SALT LAKE CITY — There might be some hope for a 2018 Twilight Concert Series.
But it could still be a long shot.
Salt Lake City Mayor Jackie Biskupski's administration last month recommended that the concert series be canceled for the 2018 season while city leaders try to re-work how the series is planned and funded — but Tuesday a council member proposed finding a "creative way" to fund the concert series next year.
Councilman Derek Kitchen said he was "a little disappointed" by the conversation around canceling the concert series for next year, worried that a one-year break would jeopardize the series' success in 2019 and beyond.
He also said he's been hearing from constituents in his district and citywide who were "upset" about canceling the series for 2018.
"There might be a nimble, creative way for us to continue this program that the city has invested in over the last 30 years," Kitchen said. "Honestly I don't think it's smart for us to skip a year, even if we scale it down significantly. I think by skipping a beat it's going to lose its wind."
Kitchen proposed the council "carve out" some money in a budget adjustment, perhaps $300,000, he said, and give it the Salt Lake City Arts Council to administer as a grant local community organizations could use to put on a smaller-scale concert series next year.
"I'm just shooting from the hip here a little bit," Kitchen said, but he added there are some local companies that program concerts "very successfully" on a budget.
"There are folks we could look to partner with that could take say a $90,000 grant and do some amazing things with it," he said.
At least one council member, however, wasn't receptive to the idea.
Lisa Adams said she appreciated Kitchen's efforts, noting that the "entire time I've been on the council it's been on life support," but she said she favors the administration's proposal.
"I think hitting pause isn't the same as killing it, and I'm still in favor of trying to do that," she said.1 comment on this story
Adams then compared the struggles with the concert series to the council's longtime frustrations over the city's struggling golf fund and recurring conversations around closing Wingpointe Golf Course.
"I feel a little bit with Twilight like I do with Wingpointe — that it's tough to make this work," she said. "I think it's a great option to just say, 'Hang on for a year while we get this right.'"

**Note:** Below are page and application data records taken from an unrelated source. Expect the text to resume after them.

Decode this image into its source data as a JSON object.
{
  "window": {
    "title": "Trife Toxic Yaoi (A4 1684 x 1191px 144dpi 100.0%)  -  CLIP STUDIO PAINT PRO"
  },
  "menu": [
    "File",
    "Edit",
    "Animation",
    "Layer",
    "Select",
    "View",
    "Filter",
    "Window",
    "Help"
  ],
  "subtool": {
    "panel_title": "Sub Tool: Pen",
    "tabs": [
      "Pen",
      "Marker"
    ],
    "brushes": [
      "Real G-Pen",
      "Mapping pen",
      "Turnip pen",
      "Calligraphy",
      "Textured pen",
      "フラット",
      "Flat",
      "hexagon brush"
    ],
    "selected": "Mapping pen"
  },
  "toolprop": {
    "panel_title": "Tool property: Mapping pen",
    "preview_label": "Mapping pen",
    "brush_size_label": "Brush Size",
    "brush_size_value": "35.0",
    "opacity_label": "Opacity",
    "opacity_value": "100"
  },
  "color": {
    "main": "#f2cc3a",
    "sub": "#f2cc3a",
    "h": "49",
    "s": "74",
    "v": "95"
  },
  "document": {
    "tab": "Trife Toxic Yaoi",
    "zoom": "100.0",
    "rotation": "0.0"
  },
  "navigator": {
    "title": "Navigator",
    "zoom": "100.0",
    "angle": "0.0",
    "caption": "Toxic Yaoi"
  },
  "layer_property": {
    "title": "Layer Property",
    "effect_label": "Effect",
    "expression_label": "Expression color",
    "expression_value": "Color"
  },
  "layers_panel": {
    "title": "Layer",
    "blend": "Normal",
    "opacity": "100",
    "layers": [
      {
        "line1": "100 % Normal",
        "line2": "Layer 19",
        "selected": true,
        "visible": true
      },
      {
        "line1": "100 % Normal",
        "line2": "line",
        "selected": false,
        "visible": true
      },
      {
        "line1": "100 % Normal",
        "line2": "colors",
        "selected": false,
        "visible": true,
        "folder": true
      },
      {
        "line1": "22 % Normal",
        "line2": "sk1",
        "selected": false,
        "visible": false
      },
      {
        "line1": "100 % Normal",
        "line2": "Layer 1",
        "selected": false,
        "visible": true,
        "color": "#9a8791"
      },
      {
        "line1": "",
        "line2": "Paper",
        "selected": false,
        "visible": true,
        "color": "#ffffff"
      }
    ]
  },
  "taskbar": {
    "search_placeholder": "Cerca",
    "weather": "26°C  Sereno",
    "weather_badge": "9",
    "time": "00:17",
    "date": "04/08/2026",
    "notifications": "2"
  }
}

Biskupksi and her economic development staff did not attend Tuesday's meeting, so City Council Chairman Stan Penfold suggested following up on the proposal during next week's meeting.